This spring break we took a brief 3 day trip to Hershey, Pennsylvania-home of the largest chocolate factory in the world. Technically, there isn’t a city called Hershey. It is called Derry Township, PA. How we came to taking a trip to Hershey was rather circuitous. For years, I’ve always been curious to take the family there for a mini-vacay. This spring break we originally decided on an impromptu trip to Florida to do the Universal park experience. However, after packing our bags, coolers, and waking up at 3:30AM to start a drive, we discovered half the family was ill and cancelled.
After a few days of rest, we decided we could squeeze in a trip to Hershey before the break was over!
The drive to Hershey from the south can make you feel like you are driving to the middle of nowhere. However, seeing the rolling hills of Pennsylvania is rather calming.
The town of Derry Township/Hershey is quaint and small. If you are used to an Orlando, FL type atmosphere when you are not at the park, you will not find it here. Very quiet. You can find your standard chain restaurants. Harrisburg is the closets city, but it is sufficient to commit your stay to enjoying the area of Hershey.
Our first day we went to Hershey’s Chocolate World. This is like a museum of everything Hershey. It is directly adjacent to Hershey Park, but is not included in Hershey Park admission. Once in, you’ll see that you can buy a customized ticket according to what you want to see. There is a free slow moving “ride” that walks you through the process of how chocolate is made, a 3D movie, a chocolate tasting, and a “build your own chocolate bar” experience, a trolley guided tour ride throughout Derry Township, and more. You don’t have to do all of these attractions, however, I thought every single one was worth it. We paid for all of them and our individual ticket price was roughly $30-40 each. When you buy your ticket, you receive an itinerary for all of the attractions. This is great because you don’t have to wait in lines!*
*Parent note: Depending on how many attractions you have, your itinerary may overlap through lunch. This happened to us and my youngest almost had a meltdown because we didn’t eat lunch until almost 2PM!
Hershey’s Great American Chocolate Tour Ride (FREE)
We liked this ride so much that we went through it twice! You board a slow-moving pod that walks you through how chocolate is made, from cacao nuts to all the refining processes. Throughout the ride you hear the lovely voices of the “hosts”, dairy cows Gabby, Harmony, and Olympia!
Create Your Own Candy Bar
We had a blast making our own candy bars! This probably was the longest line to go through, but it was fun! They gave us aprons, gloves, and hats prior to starting the candy bar making process.
The process included selecting “inclusions” in your bar via a computer kiosk. We could add three out of a variety of inclusions including rasperries, butterscotch chips, chocolate chips, peanuts, almonds, and pralines. Next we watched our creation get made on a conveyor belt. Your name came up on a screen so you could identify which bar was yours as it was being made.
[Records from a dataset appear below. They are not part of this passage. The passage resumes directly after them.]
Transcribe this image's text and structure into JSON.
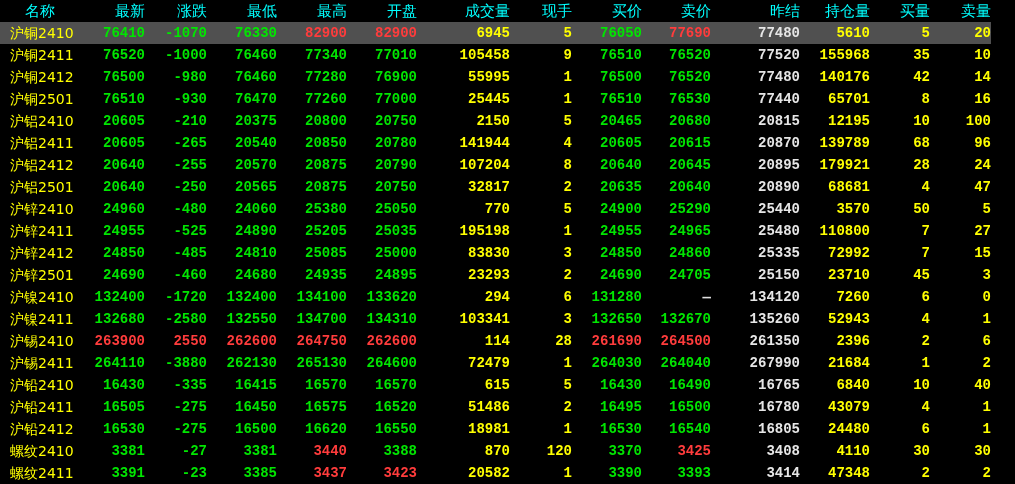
{
  "columns": [
    {
      "label": "名称",
      "kind": "name"
    },
    {
      "label": "最新",
      "kind": "price"
    },
    {
      "label": "涨跌",
      "kind": "price"
    },
    {
      "label": "最低",
      "kind": "price"
    },
    {
      "label": "最高",
      "kind": "price"
    },
    {
      "label": "开盘",
      "kind": "price"
    },
    {
      "label": "成交量",
      "kind": "volume"
    },
    {
      "label": "现手",
      "kind": "volume"
    },
    {
      "label": "买价",
      "kind": "price"
    },
    {
      "label": "卖价",
      "kind": "price"
    },
    {
      "label": "昨结",
      "kind": "settle"
    },
    {
      "label": "持仓量",
      "kind": "volume"
    },
    {
      "label": "买量",
      "kind": "volume"
    },
    {
      "label": "卖量",
      "kind": "volume"
    }
  ],
  "rows": [
    {
      "selected": true,
      "cells": [
        {
          "text": "沪铜2410"
        },
        {
          "text": "76410",
          "color": "#00e600"
        },
        {
          "text": "-1070",
          "color": "#00e600"
        },
        {
          "text": "76330",
          "color": "#00e600"
        },
        {
          "text": "82900",
          "color": "#ff3c3c"
        },
        {
          "text": "82900",
          "color": "#ff3c3c"
        },
        {
          "text": "6945"
        },
        {
          "text": "5"
        },
        {
          "text": "76050",
          "color": "#00e600"
        },
        {
          "text": "77690",
          "color": "#ff3c3c"
        },
        {
          "text": "77480"
        },
        {
          "text": "5610"
        },
        {
          "text": "5"
        },
        {
          "text": "20"
        }
      ]
    },
    {
      "selected": false,
      "cells": [
        {
          "text": "沪铜2411"
        },
        {
          "text": "76520",
          "color": "#00e600"
        },
        {
          "text": "-1000",
          "color": "#00e600"
        },
        {
          "text": "76460",
          "color": "#00e600"
        },
        {
          "text": "77340",
          "color": "#00e600"
        },
        {
          "text": "77010",
          "color": "#00e600"
        },
        {
          "text": "105458"
        },
        {
          "text": "9"
        },
        {
          "text": "76510",
          "color": "#00e600"
        },
        {
          "text": "76520",
          "color": "#00e600"
        },
        {
          "text": "77520"
        },
        {
          "text": "155968"
        },
        {
          "text": "35"
        },
        {
          "text": "10"
        }
      ]
    },
    {
      "selected": false,
      "cells": [
        {
          "text": "沪铜2412"
        },
        {
          "text": "76500",
          "color": "#00e600"
        },
        {
          "text": "-980",
          "color": "#00e600"
        },
        {
          "text": "76460",
          "color": "#00e600"
        },
        {
          "text": "77280",
          "color": "#00e600"
        },
        {
          "text": "76900",
          "color": "#00e600"
        },
        {
          "text": "55995"
        },
        {
          "text": "1"
        },
        {
          "text": "76500",
          "color": "#00e600"
        },
        {
          "text": "76520",
          "color": "#00e600"
        },
        {
          "text": "77480"
        },
        {
          "text": "140176"
        },
        {
          "text": "42"
        },
        {
          "text": "14"
        }
      ]
    },
    {
      "selected": false,
      "cells": [
        {
          "text": "沪铜2501"
        },
        {
          "text": "76510",
          "color": "#00e600"
        },
        {
          "text": "-930",
          "color": "#00e600"
        },
        {
          "text": "76470",
          "color": "#00e600"
        },
        {
          "text": "77260",
          "color": "#00e600"
        },
        {
          "text": "77000",
          "color": "#00e600"
        },
        {
          "text": "25445"
        },
        {
          "text": "1"
        },
        {
          "text": "76510",
          "color": "#00e600"
        },
        {
          "text": "76530",
          "color": "#00e600"
        },
        {
          "text": "77440"
        },
        {
          "text": "65701"
        },
        {
          "text": "8"
        },
        {
          "text": "16"
        }
      ]
    },
    {
      "selected": false,
      "cells": [
        {
          "text": "沪铝2410"
        },
        {
          "text": "20605",
          "color": "#00e600"
        },
        {
          "text": "-210",
          "color": "#00e600"
        },
        {
          "text": "20375",
          "color": "#00e600"
        },
        {
          "text": "20800",
          "color": "#00e600"
        },
        {
          "text": "20750",
          "color": "#00e600"
        },
        {
          "text": "2150"
        },
        {
          "text": "5"
        },
        {
          "text": "20465",
          "color": "#00e600"
        },
        {
          "text": "20680",
          "color": "#00e600"
        },
        {
          "text": "20815"
        },
        {
          "text": "12195"
        },
        {
          "text": "10"
        },
        {
          "text": "100"
        }
      ]
    },
    {
      "selected": false,
      "cells": [
        {
          "text": "沪铝2411"
        },
        {
          "text": "20605",
          "color": "#00e600"
        },
        {
          "text": "-265",
          "color": "#00e600"
        },
        {
          "text": "20540",
          "color": "#00e600"
        },
        {
          "text": "20850",
          "color": "#00e600"
        },
        {
          "text": "20780",
          "color": "#00e600"
        },
        {
          "text": "141944"
        },
        {
          "text": "4"
        },
        {
          "text": "20605",
          "color": "#00e600"
        },
        {
          "text": "20615",
          "color": "#00e600"
        },
        {
          "text": "20870"
        },
        {
          "text": "139789"
        },
        {
          "text": "68"
        },
        {
          "text": "96"
        }
      ]
    },
    {
      "selected": false,
      "cells": [
        {
          "text": "沪铝2412"
        },
        {
          "text": "20640",
          "color": "#00e600"
        },
        {
          "text": "-255",
          "color": "#00e600"
        },
        {
          "text": "20570",
          "color": "#00e600"
        },
        {
          "text": "20875",
          "color": "#00e600"
        },
        {
          "text": "20790",
          "color": "#00e600"
        },
        {
          "text": "107204"
        },
        {
          "text": "8"
        },
        {
          "text": "20640",
          "color": "#00e600"
        },
        {
          "text": "20645",
          "color": "#00e600"
        },
        {
          "text": "20895"
        },
        {
          "text": "179921"
        },
        {
          "text": "28"
        },
        {
          "text": "24"
        }
      ]
    },
    {
      "selected": false,
      "cells": [
        {
          "text": "沪铝2501"
        },
        {
          "text": "20640",
          "color": "#00e600"
        },
        {
          "text": "-250",
          "color": "#00e600"
        },
        {
          "text": "20565",
          "color": "#00e600"
        },
        {
          "text": "20875",
          "color": "#00e600"
        },
        {
          "text": "20750",
          "color": "#00e600"
        },
        {
          "text": "32817"
        },
        {
          "text": "2"
        },
        {
          "text": "20635",
          "color": "#00e600"
        },
        {
          "text": "20640",
          "color": "#00e600"
        },
        {
          "text": "20890"
        },
        {
          "text": "68681"
        },
        {
          "text": "4"
        },
        {
          "text": "47"
        }
      ]
    },
    {
      "selected": false,
      "cells": [
        {
          "text": "沪锌2410"
        },
        {
          "text": "24960",
          "color": "#00e600"
        },
        {
          "text": "-480",
          "color": "#00e600"
        },
        {
          "text": "24060",
          "color": "#00e600"
        },
        {
          "text": "25380",
          "color": "#00e600"
        },
        {
          "text": "25050",
          "color": "#00e600"
        },
        {
          "text": "770"
        },
        {
          "text": "5"
        },
        {
          "text": "24900",
          "color": "#00e600"
        },
        {
          "text": "25290",
          "color": "#00e600"
        },
        {
          "text": "25440"
        },
        {
          "text": "3570"
        },
        {
          "text": "50"
        },
        {
          "text": "5"
        }
      ]
    },
    {
      "selected": false,
      "cells": [
        {
          "text": "沪锌2411"
        },
        {
          "text": "24955",
          "color": "#00e600"
        },
        {
          "text": "-525",
          "color": "#00e600"
        },
        {
          "text": "24890",
          "color": "#00e600"
        },
        {
          "text": "25205",
          "color": "#00e600"
        },
        {
          "text": "25035",
          "color": "#00e600"
        },
        {
          "text": "195198"
        },
        {
          "text": "1"
        },
        {
          "text": "24955",
          "color": "#00e600"
        },
        {
          "text": "24965",
          "color": "#00e600"
        },
        {
          "text": "25480"
        },
        {
          "text": "110800"
        },
        {
          "text": "7"
        },
        {
          "text": "27"
        }
      ]
    },
    {
      "selected": false,
      "cells": [
        {
          "text": "沪锌2412"
        },
        {
          "text": "24850",
          "color": "#00e600"
        },
        {
          "text": "-485",
          "color": "#00e600"
        },
        {
          "text": "24810",
          "color": "#00e600"
        },
        {
          "text": "25085",
          "color": "#00e600"
        },
        {
          "text": "25000",
          "color": "#00e600"
        },
        {
          "text": "83830"
        },
        {
          "text": "3"
        },
        {
          "text": "24850",
          "color": "#00e600"
        },
        {
          "text": "24860",
          "color": "#00e600"
        },
        {
          "text": "25335"
        },
        {
          "text": "72992"
        },
        {
          "text": "7"
        },
        {
          "text": "15"
        }
      ]
    },
    {
      "selected": false,
      "cells": [
        {
          "text": "沪锌2501"
        },
        {
          "text": "24690",
          "color": "#00e600"
        },
        {
          "text": "-460",
          "color": "#00e600"
        },
        {
          "text": "24680",
          "color": "#00e600"
        },
        {
          "text": "24935",
          "color": "#00e600"
        },
        {
          "text": "24895",
          "color": "#00e600"
        },
        {
          "text": "23293"
        },
        {
          "text": "2"
        },
        {
          "text": "24690",
          "color": "#00e600"
        },
        {
          "text": "24705",
          "color": "#00e600"
        },
        {
          "text": "25150"
        },
        {
          "text": "23710"
        },
        {
          "text": "45"
        },
        {
          "text": "3"
        }
      ]
    },
    {
      "selected": false,
      "cells": [
        {
          "text": "沪镍2410"
        },
        {
          "text": "132400",
          "color": "#00e600"
        },
        {
          "text": "-1720",
          "color": "#00e600"
        },
        {
          "text": "132400",
          "color": "#00e600"
        },
        {
          "text": "134100",
          "color": "#00e600"
        },
        {
          "text": "133620",
          "color": "#00e600"
        },
        {
          "text": "294"
        },
        {
          "text": "6"
        },
        {
          "text": "131280",
          "color": "#00e600"
        },
        {
          "text": "—",
          "color": "#e0e0e0"
        },
        {
          "text": "134120"
        },
        {
          "text": "7260"
        },
        {
          "text": "6"
        },
        {
          "text": "0"
        }
      ]
    },
    {
      "selected": false,
      "cells": [
        {
          "text": "沪镍2411"
        },
        {
          "text": "132680",
          "color": "#00e600"
        },
        {
          "text": "-2580",
          "color": "#00e600"
        },
        {
          "text": "132550",
          "color": "#00e600"
        },
        {
          "text": "134700",
          "color": "#00e600"
        },
        {
          "text": "134310",
          "color": "#00e600"
        },
        {
          "text": "103341"
        },
        {
          "text": "3"
        },
        {
          "text": "132650",
          "color": "#00e600"
        },
        {
          "text": "132670",
          "color": "#00e600"
        },
        {
          "text": "135260"
        },
        {
          "text": "52943"
        },
        {
          "text": "4"
        },
        {
          "text": "1"
        }
      ]
    },
    {
      "selected": false,
      "cells": [
        {
          "text": "沪锡2410"
        },
        {
          "text": "263900",
          "color": "#ff3c3c"
        },
        {
          "text": "2550",
          "color": "#ff3c3c"
        },
        {
          "text": "262600",
          "color": "#ff3c3c"
        },
        {
          "text": "264750",
          "color": "#ff3c3c"
        },
        {
          "text": "262600",
          "color": "#ff3c3c"
        },
        {
          "text": "114"
        },
        {
          "text": "28"
        },
        {
          "text": "261690",
          "color": "#ff3c3c"
        },
        {
          "text": "264500",
          "color": "#ff3c3c"
        },
        {
          "text": "261350"
        },
        {
          "text": "2396"
        },
        {
          "text": "2"
        },
        {
          "text": "6"
        }
      ]
    },
    {
      "selected": false,
      "cells": [
        {
          "text": "沪锡2411"
        },
        {
          "text": "264110",
          "color": "#00e600"
        },
        {
          "text": "-3880",
          "color": "#00e600"
        },
        {
          "text": "262130",
          "color": "#00e600"
        },
        {
          "text": "265130",
          "color": "#00e600"
        },
        {
          "text": "264600",
          "color": "#00e600"
        },
        {
          "text": "72479"
        },
        {
          "text": "1"
        },
        {
          "text": "264030",
          "color": "#00e600"
        },
        {
          "text": "264040",
          "color": "#00e600"
        },
        {
          "text": "267990"
        },
        {
          "text": "21684"
        },
        {
          "text": "1"
        },
        {
          "text": "2"
        }
      ]
    },
    {
      "selected": false,
      "cells": [
        {
          "text": "沪铅2410"
        },
        {
          "text": "16430",
          "color": "#00e600"
        },
        {
          "text": "-335",
          "color": "#00e600"
        },
        {
          "text": "16415",
          "color": "#00e600"
        },
        {
          "text": "16570",
          "color": "#00e600"
        },
        {
          "text": "16570",
          "color": "#00e600"
        },
        {
          "text": "615"
        },
        {
          "text": "5"
        },
        {
          "text": "16430",
          "color": "#00e600"
        },
        {
          "text": "16490",
          "color": "#00e600"
        },
        {
          "text": "16765"
        },
        {
          "text": "6840"
        },
        {
          "text": "10"
        },
        {
          "text": "40"
        }
      ]
    },
    {
      "selected": false,
      "cells": [
        {
          "text": "沪铅2411"
        },
        {
          "text": "16505",
          "color": "#00e600"
        },
        {
          "text": "-275",
          "color": "#00e600"
        },
        {
          "text": "16450",
          "color": "#00e600"
        },
        {
          "text": "16575",
          "color": "#00e600"
        },
        {
          "text": "16520",
          "color": "#00e600"
        },
        {
          "text": "51486"
        },
        {
          "text": "2"
        },
        {
          "text": "16495",
          "color": "#00e600"
        },
        {
          "text": "16500",
          "color": "#00e600"
        },
        {
          "text": "16780"
        },
        {
          "text": "43079"
        },
        {
          "text": "4"
        },
        {
          "text": "1"
        }
      ]
    },
    {
      "selected": false,
      "cells": [
        {
          "text": "沪铅2412"
        },
        {
          "text": "16530",
          "color": "#00e600"
        },
        {
          "text": "-275",
          "color": "#00e600"
        },
        {
          "text": "16500",
          "color": "#00e600"
        },
        {
          "text": "16620",
          "color": "#00e600"
        },
        {
          "text": "16550",
          "color": "#00e600"
        },
        {
          "text": "18981"
        },
        {
          "text": "1"
        },
        {
          "text": "16530",
          "color": "#00e600"
        },
        {
          "text": "16540",
          "color": "#00e600"
        },
        {
          "text": "16805"
        },
        {
          "text": "24480"
        },
        {
          "text": "6"
        },
        {
          "text": "1"
        }
      ]
    },
    {
      "selected": false,
      "cells": [
        {
          "text": "螺纹2410"
        },
        {
          "text": "3381",
          "color": "#00e600"
        },
        {
          "text": "-27",
          "color": "#00e600"
        },
        {
          "text": "3381",
          "color": "#00e600"
        },
        {
          "text": "3440",
          "color": "#ff3c3c"
        },
        {
          "text": "3388",
          "color": "#00e600"
        },
        {
          "text": "870"
        },
        {
          "text": "120"
        },
        {
          "text": "3370",
          "color": "#00e600"
        },
        {
          "text": "3425",
          "color": "#ff3c3c"
        },
        {
          "text": "3408"
        },
        {
          "text": "4110"
        },
        {
          "text": "30"
        },
        {
          "text": "30"
        }
      ]
    },
    {
      "selected": false,
      "cells": [
        {
          "text": "螺纹2411"
        },
        {
          "text": "3391",
          "color": "#00e600"
        },
        {
          "text": "-23",
          "color": "#00e600"
        },
        {
          "text": "3385",
          "color": "#00e600"
        },
        {
          "text": "3437",
          "color": "#ff3c3c"
        },
        {
          "text": "3423",
          "color": "#ff3c3c"
        },
        {
          "text": "20582"
        },
        {
          "text": "1"
        },
        {
          "text": "3390",
          "color": "#00e600"
        },
        {
          "text": "3393",
          "color": "#00e600"
        },
        {
          "text": "3414"
        },
        {
          "text": "47348"
        },
        {
          "text": "2"
        },
        {
          "text": "2"
        }
      ]
    }
  ]
}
You even got to design the packaging. Here’s mine!
Chocolate Tasting Adventure
I originally thought the chocolate tasting was going to be a chance to taste only exotic chocolates. It did include one artisan Scharffen Berger milk chocolate. However, most of the tasting samples were the classic Hershey chocolates. What made it interesting was that they taught us how to savor the chocolate, understand the differences with types of dark chocolate, and other interesting production facts of the chocolate we love. For example, the Hershey Bliss line of chocolates is made of 50% cacao and takes 10-20 days to make. An artisan chocoalte has a higher cacao percentage and can make up to 30 days to make. Aside from the learning, you got to eat and keep all of the samples!
Trolley Works Tour
I thought this was one of the most interesting parts of the day. We rode a trolley with a tour guide through Derry Township and got to pass by the real Hershey factory, Milton Hershey’s home/birthplace, and the Milton Hershey School. I wasn’t aware that Milton Hershey had established a private school for underprivileged children. Mr. and Mrs. Hershey could not have children and noticed that the orphanages all had a majority of boys. So they started their own school where several of the boys lived with them, attended school with Mrs. Hershey, and worked on the dairy farms. Girls were finally admitted in 1977. But today, the principles are still the same. Underprivileged children from all over live in beautiful homes with “host parents”. The Milton Hershey School consists of a separate elementary, middle, and high school. Even more amazing is that prior to his death, Milton Hershey signed over the majority of the stake of his company to the Milton Hershey school. Therefore, every candy bar you buy directly benefits the Milton Hershey school and students.
Me and the hubby on the trolley tour.
We even had the chance to step off the trolley and tour Founder’s Hall at the Milton Hershey School. Gorgeous!
Parent note: The trolley tour includes multiple passing of samples of different types of Hershey candies as they tell Hershey’s story…make sure there is room in your bags for this!
Although I thought we would only spend a few hours at Chocolate World, we ended up spending the majority of the day there. I think we got caught up buying souvenirs and chocolate confections from the large chocolate store! With the free samples, purchases, and more, we definitely had lots of chocolate to chomp on for weeks to come!